Your left hand holds a paperweight five-ounce iPod, your right is flattened under a stack of vinyl records taller than you. How to get the two together is a problem old-school music buffs are beginning to come to grips with. Cheer up audiophile Luddite; we are here to discuss just that.
The world of digital music offers many advantages. You can access your tunes in seconds, anytime and anywhere. You can keep your music library in your computer, a media server, your phone and so many more. The downside is not everything you may desire is available from resources like iTunes and Amazon.com. If you can’t find what you want, you have a few choices.
You can venture away from the mainstream outlets. Some buffs are posting their music on the Internet for everyone to enjoy. Cliff Bolling has been digitizing old 78 rpm records for a decade. His website is now becoming a nexus for connoisseurs sleuthing for rare, old recordings. Bolling processes most of his music without digital enhancements so all the hiss and pops are still there. Some prefer this keepin’ it real approach. If that is not your thing, you can always digitize your own. We will take a look at that option next time.

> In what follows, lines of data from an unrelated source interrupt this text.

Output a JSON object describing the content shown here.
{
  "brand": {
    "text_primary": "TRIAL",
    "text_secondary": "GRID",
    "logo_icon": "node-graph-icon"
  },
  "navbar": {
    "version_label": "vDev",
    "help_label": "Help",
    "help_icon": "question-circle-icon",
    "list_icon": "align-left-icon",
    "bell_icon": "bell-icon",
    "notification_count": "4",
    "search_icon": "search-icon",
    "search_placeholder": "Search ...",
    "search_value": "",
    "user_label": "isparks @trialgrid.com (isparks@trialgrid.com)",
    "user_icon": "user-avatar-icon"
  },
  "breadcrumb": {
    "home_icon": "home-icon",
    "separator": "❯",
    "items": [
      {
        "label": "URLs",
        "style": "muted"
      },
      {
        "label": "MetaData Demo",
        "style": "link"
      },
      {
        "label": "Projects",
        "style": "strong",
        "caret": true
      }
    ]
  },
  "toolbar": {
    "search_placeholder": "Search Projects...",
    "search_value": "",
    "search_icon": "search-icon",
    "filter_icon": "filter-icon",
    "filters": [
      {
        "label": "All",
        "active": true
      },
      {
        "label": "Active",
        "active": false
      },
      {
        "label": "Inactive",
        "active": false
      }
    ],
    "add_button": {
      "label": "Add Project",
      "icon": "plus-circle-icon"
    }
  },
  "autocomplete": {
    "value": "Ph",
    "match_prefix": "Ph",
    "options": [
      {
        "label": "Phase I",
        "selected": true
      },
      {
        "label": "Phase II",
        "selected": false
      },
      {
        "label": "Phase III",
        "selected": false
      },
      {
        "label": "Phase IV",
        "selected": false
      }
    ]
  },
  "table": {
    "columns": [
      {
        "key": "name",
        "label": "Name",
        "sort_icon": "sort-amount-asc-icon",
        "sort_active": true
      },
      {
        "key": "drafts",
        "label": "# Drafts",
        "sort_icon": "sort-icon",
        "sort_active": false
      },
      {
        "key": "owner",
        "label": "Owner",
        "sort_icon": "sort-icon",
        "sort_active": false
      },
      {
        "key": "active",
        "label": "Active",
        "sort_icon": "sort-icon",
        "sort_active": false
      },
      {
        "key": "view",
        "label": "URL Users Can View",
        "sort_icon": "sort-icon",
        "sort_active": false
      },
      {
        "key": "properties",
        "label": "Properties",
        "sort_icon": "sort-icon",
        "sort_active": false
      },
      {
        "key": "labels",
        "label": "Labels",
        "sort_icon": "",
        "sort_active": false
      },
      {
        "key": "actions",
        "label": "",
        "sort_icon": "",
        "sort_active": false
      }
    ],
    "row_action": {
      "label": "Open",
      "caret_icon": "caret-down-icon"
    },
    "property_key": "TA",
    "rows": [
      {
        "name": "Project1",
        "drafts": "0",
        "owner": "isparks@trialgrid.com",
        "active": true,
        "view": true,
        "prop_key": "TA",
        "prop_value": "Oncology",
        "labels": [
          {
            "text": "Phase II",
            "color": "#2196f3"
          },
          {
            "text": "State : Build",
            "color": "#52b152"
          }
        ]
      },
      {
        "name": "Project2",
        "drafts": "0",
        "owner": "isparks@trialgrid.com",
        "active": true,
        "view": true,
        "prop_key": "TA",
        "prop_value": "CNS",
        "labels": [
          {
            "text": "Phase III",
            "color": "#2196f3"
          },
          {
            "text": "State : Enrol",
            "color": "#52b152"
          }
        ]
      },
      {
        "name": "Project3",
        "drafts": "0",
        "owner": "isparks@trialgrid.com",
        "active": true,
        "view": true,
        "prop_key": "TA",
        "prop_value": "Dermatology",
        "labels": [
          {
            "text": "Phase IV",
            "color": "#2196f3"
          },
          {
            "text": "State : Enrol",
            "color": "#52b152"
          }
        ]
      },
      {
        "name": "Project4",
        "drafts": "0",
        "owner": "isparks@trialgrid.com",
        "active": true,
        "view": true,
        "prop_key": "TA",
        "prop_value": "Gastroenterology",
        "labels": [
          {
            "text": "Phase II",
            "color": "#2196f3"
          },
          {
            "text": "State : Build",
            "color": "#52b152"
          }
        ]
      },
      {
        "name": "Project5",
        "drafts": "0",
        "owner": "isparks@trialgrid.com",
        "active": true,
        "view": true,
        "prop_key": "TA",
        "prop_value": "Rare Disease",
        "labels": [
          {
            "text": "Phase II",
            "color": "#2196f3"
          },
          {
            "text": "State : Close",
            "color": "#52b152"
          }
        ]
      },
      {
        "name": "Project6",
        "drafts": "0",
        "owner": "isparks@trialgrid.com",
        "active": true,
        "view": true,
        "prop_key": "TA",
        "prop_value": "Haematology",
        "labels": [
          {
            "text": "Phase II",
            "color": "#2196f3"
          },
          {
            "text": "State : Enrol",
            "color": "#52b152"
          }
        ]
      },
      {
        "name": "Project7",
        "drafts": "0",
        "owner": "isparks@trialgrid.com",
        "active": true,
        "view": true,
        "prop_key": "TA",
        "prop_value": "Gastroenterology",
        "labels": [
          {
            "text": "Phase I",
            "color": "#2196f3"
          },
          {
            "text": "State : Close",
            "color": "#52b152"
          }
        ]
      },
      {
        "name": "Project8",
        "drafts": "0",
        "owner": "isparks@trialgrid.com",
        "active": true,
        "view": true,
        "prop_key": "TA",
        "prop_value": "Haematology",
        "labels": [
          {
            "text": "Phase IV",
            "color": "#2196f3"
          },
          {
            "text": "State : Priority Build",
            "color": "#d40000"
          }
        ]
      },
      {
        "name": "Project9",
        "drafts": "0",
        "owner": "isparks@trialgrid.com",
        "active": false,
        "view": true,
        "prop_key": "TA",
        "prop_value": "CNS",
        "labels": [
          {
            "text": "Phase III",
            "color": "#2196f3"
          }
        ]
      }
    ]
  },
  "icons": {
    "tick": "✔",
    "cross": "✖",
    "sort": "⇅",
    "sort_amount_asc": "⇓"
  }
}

Of course, some of us may still refuse to bid adieu to our old vinyl. There is the ongoing debate that LPs sound better than CDs, for all its imperfections. The argument is that vinyl records are recorded analog, and we listen to music in analog waves. All this digital manipulation is just mucking up the music. If you are true blue vinyl aficionado, take heart, you are not alone. Vinyl is making a comeback with major labels reporting a 30 percent growth in 2007. It seems rumors of its death may be greatly exaggerated.